Each party will have the freedom to deploy non-shared sites and capacity into the network at the lowest level of capillarity. At the site level, they will also each be able to set data and voice quality parameters to deploy spectrum bands and technology layers.
The agreement will also include the complete separation of usage and user data and full freedom to set independent policies to enhance the network performance, security and automation.
Dominique Leroy, CEO of Proximus, said, “The signing of the term sheet is an important step in reaching a final mobile access network-sharing agreement between Proximus and Orange Belgium.

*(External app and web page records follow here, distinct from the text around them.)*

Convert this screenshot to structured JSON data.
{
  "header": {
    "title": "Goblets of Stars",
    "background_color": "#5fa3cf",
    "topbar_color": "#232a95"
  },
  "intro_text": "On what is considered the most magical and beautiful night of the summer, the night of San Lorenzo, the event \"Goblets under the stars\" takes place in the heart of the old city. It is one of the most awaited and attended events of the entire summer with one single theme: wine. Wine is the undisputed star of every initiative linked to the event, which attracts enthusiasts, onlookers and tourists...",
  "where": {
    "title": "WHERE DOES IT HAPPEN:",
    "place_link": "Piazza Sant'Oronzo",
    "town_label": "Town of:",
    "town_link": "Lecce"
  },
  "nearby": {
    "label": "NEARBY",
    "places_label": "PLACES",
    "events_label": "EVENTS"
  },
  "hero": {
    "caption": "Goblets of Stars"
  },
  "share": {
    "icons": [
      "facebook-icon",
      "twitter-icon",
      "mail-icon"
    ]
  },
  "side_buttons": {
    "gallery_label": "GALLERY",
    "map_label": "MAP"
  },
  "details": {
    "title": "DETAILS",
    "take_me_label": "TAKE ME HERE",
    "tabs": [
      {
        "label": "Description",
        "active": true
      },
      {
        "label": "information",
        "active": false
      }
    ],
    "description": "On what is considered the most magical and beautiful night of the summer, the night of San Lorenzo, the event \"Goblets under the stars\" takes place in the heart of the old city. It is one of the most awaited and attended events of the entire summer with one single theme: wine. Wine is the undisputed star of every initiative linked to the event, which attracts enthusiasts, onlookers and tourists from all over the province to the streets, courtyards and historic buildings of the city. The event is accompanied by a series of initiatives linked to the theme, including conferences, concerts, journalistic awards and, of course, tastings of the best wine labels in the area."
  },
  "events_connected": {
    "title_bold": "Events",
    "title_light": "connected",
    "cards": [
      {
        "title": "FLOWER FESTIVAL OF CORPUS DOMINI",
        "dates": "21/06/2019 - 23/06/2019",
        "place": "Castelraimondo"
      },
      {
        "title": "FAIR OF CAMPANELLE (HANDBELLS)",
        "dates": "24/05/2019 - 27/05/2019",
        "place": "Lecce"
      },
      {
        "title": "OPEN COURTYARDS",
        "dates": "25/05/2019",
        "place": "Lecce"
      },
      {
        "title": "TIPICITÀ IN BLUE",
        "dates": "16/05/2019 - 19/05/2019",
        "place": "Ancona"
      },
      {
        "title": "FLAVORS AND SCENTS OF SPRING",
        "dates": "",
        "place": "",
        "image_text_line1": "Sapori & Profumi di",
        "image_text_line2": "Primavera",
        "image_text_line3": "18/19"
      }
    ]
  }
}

"It will allow us to embark on a faster and broader 5G roll-out while improving mobile network capacity and coverage to the benefit of our customers, while keeping a strong and differentiated customer experience.”
“It will help us to realise operational cost efficiencies that will enable us to sustain future networks roll-out and fuel digital investments,” she added.
Multi-million euro benefits
Orange Belgium says it will spend €130 million over the next three years to implement the agreement but expects the arrangement to deliver cumulative OpEx and CapEx savings of €300 million over ten years.
A statement from Proximus notes, “Network sharing also generates important environmental benefits as it reduces the number of antenna sites, leading to less visual burden, and decreases the total energy consumption by approximately 20%, which is equivalent to the consumption of 10,000 households in Belgium.”
The announcement follows the recent launch of several European network-sharing deals, including between Orange and Vodafone in Spain; Fastweb and Wind Tre in Italy; and Tele2 and Bite in Latvia and Lithuania.
Financial anlaysts Jefferies commented, “Cost savings are material and credible – we estimate net upside of €0.4/€1.1 per share for ]the two] from the first 10 years, [that is] material upside particularly for [Orange Belgium].
The regulatory stance might be supportive because the co-operation does not impinge on differentiation and competition, and supports industrial policy goals (coverage, road to 5G).”
Michaël Trabbia, CEO, Orange, said, Mobile access network sharing is a trend in Europe which benefits consumers, as it enables more efficient investments to cope with the increasing data consumption.”